Where a line contains the word "name", copy that line from the records below.
(Data records)
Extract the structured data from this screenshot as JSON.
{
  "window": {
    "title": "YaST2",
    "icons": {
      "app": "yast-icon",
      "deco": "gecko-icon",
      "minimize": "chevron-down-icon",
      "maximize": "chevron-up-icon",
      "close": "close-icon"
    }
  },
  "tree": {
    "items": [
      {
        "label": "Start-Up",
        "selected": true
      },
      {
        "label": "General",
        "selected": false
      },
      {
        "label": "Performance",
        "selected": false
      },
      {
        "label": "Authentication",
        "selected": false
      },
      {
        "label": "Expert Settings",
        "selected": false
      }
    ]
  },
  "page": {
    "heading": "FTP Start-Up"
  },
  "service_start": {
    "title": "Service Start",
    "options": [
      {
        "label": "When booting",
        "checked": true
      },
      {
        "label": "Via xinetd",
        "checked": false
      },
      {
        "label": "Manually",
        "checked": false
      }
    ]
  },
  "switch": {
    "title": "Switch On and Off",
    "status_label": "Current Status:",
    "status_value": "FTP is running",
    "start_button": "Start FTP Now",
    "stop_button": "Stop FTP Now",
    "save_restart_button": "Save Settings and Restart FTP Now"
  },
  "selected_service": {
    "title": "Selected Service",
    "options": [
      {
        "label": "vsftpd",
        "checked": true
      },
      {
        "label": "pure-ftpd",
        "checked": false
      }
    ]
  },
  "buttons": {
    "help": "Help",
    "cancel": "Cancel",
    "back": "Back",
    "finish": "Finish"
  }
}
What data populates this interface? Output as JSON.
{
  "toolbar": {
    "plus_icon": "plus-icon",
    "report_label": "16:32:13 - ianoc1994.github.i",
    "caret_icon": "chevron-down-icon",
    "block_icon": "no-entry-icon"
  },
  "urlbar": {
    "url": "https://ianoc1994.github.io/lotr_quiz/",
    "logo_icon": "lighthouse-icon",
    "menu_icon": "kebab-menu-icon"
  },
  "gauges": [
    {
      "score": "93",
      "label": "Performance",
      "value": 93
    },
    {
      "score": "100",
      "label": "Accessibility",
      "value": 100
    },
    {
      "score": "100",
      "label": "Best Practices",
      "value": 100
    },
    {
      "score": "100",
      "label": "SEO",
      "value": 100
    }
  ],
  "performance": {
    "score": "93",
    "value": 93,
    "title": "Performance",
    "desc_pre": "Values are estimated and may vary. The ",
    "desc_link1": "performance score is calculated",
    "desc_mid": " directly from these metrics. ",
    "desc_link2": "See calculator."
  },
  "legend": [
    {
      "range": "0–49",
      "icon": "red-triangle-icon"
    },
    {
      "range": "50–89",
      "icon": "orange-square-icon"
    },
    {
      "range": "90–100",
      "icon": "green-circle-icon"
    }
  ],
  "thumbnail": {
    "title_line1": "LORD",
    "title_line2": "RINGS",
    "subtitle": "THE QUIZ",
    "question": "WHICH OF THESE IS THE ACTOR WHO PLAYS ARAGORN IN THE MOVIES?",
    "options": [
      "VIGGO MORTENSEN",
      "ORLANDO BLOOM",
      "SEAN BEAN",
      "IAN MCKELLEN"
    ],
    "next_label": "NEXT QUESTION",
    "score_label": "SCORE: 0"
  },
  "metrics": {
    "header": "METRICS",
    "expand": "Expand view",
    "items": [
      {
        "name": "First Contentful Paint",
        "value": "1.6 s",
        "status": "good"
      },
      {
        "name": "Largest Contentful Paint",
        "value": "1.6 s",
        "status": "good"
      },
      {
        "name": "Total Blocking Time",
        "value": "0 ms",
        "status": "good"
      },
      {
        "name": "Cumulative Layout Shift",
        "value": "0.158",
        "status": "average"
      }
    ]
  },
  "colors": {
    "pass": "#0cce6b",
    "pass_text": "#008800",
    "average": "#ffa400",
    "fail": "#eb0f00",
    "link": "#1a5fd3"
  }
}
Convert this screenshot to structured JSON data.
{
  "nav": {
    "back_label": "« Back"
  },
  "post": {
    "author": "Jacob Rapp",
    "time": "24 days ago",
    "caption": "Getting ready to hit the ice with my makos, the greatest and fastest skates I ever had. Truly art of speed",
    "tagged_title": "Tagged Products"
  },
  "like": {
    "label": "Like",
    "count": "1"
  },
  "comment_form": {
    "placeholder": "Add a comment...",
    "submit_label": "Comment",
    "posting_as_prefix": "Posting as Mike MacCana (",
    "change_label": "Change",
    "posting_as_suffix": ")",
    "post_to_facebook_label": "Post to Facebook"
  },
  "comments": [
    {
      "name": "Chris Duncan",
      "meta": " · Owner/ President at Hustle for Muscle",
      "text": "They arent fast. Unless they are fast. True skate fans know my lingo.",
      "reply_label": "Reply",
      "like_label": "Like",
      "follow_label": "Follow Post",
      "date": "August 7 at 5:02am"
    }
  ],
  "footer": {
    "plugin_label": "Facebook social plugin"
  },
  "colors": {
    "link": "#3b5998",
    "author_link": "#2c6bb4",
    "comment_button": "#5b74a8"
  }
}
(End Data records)
[Solution for this problem]:
        "name": "First Contentful Paint",
        "name": "Largest Contentful Paint",
        "name": "Total Blocking Time",
        "name": "Cumulative Layout Shift",
      "name": "Chris Duncan",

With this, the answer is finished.